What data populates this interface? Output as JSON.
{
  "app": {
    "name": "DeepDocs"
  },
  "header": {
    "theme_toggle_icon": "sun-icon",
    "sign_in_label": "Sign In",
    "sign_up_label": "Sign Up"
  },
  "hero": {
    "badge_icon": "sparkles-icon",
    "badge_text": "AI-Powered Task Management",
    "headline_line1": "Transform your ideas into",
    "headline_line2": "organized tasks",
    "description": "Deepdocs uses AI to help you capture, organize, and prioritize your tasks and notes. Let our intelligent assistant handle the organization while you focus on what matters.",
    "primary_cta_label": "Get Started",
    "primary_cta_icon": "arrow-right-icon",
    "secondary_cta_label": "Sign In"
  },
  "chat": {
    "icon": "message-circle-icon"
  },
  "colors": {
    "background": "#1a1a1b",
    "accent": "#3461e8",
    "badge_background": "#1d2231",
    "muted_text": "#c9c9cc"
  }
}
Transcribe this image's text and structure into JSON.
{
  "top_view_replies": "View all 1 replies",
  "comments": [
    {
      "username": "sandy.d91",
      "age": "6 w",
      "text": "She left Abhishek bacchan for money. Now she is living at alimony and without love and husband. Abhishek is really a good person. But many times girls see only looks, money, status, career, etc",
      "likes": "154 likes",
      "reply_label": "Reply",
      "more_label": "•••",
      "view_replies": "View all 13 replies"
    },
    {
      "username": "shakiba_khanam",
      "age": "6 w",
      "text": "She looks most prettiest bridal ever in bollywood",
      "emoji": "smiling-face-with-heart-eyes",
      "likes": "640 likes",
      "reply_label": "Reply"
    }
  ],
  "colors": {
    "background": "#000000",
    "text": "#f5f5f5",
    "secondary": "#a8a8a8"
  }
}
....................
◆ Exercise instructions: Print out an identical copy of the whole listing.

◆ Your solution:
What data populates this interface? Output as JSON.
{
  "app": {
    "name": "DeepDocs"
  },
  "header": {
    "theme_toggle_icon": "sun-icon",
    "sign_in_label": "Sign In",
    "sign_up_label": "Sign Up"
  },
  "hero": {
    "badge_icon": "sparkles-icon",
    "badge_text": "AI-Powered Task Management",
    "headline_line1": "Transform your ideas into",
    "headline_line2": "organized tasks",
    "description": "Deepdocs uses AI to help you capture, organize, and prioritize your tasks and notes. Let our intelligent assistant handle the organization while you focus on what matters.",
    "primary_cta_label": "Get Started",
    "primary_cta_icon": "arrow-right-icon",
    "secondary_cta_label": "Sign In"
  },
  "chat": {
    "icon": "message-circle-icon"
  },
  "colors": {
    "background": "#1a1a1b",
    "accent": "#3461e8",
    "badge_background": "#1d2231",
    "muted_text": "#c9c9cc"
  }
}
Transcribe this image's text and structure into JSON.
{
  "top_view_replies": "View all 1 replies",
  "comments": [
    {
      "username": "sandy.d91",
      "age": "6 w",
      "text": "She left Abhishek bacchan for money. Now she is living at alimony and without love and husband. Abhishek is really a good person. But many times girls see only looks, money, status, career, etc",
      "likes": "154 likes",
      "reply_label": "Reply",
      "more_label": "•••",
      "view_replies": "View all 13 replies"
    },
    {
      "username": "shakiba_khanam",
      "age": "6 w",
      "text": "She looks most prettiest bridal ever in bollywood",
      "emoji": "smiling-face-with-heart-eyes",
      "likes": "640 likes",
      "reply_label": "Reply"
    }
  ],
  "colors": {
    "background": "#000000",
    "text": "#f5f5f5",
    "secondary": "#a8a8a8"
  }
}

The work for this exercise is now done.